COP26 #1

What is it and why is it important?

William P Ball


October 18, 2021

This November COP26 is coming to Glasgow and I will be attending on behalf of the University of Aberdeen who have been given Official Observer status. This post is the first a series which I am planning to raise awareness about the conference, what I’ll be doing while I’m there and how climate change impacts on health and inequalities.

Below I’ll be answering some common questions ahead of some more substantive posts in the coming weeks.

What is COP26?

COP26 is 26th edition of the ‘Conference of Parties’ for the wing of the United Nations which is concerned with climate change. It’s a UN-led international meeting where countries will come together to review and negotiate global action. It was due to take place in 2020 but was postponed due to COVID-19.

This year, the United Kingdom is hosting the conference and attendees include national delegations from around the world, environmental charities & activists, research groups, trade unions as well as representatives from business and industry.
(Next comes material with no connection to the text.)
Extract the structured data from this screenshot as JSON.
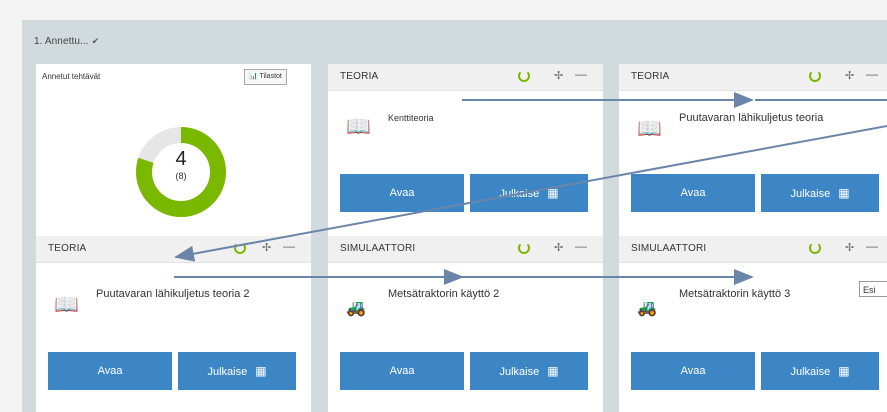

Many world leaders will be attending but the President of China (the country which is thought to be the biggest emitter of CO2) has already confirmed he will not and the President of Russia (the country which produces the most natural gas for energy use) has suggested he may not attend either.

Why is this one important?

These meetings take place each year but the 2021 edition is particularly important.

In 2015 attendees adopted the Paris Agreement at COP21. This included a commitment to keep global warming to under at most 2 degrees, but preferably 1.5 degrees Celsius. As part of the Paris Agreement signatories provided outlines of their national contributions and agreed to review and enhance these contributions every 5 years.

The COVID-19 pandemic delayed this process by a year but has also provided an opportunity for the global community to engage in a reassessment of the ways we structure our societies and economies which could result in a fairer, greener and more sustainable future.

What is an Official Observer?

The meeting itself is mainly designed to bring together member states but other groups are able to attend and provide external scrutiny to proceedings. Certain interested organisations are granted Official Observer status, meaning that they can attend the conference as well.

Observer organisations generally try to raise awareness about the proceedings, assess the commitments being made, highlight where parties are not being ambitious enough and generally apply pressure to do more.

I’m looking forward to being there in person and sharing my experiences with you. As a Registered Nurse and Health Inequalities Researcher, I also want to focus on the ramifications this meeting has for health and inequalities.

What are the chances of success?

Greta Thunberg was not optimistic about the conference and said “Nothing has changed from previous years really. The leaders will say ‘we’ll do this and we’ll do this, and we will put our forces together and achieve this’, and then they will do nothing. Maybe some symbolic things and creative accounting and things that don’t really have a big impact. We can have as many COPs as we want, but nothing real will come out of it.”.

Where can I find out more?

UN Climate Change Conference Official Website

If you liked this post, check out the 2nd in this series here.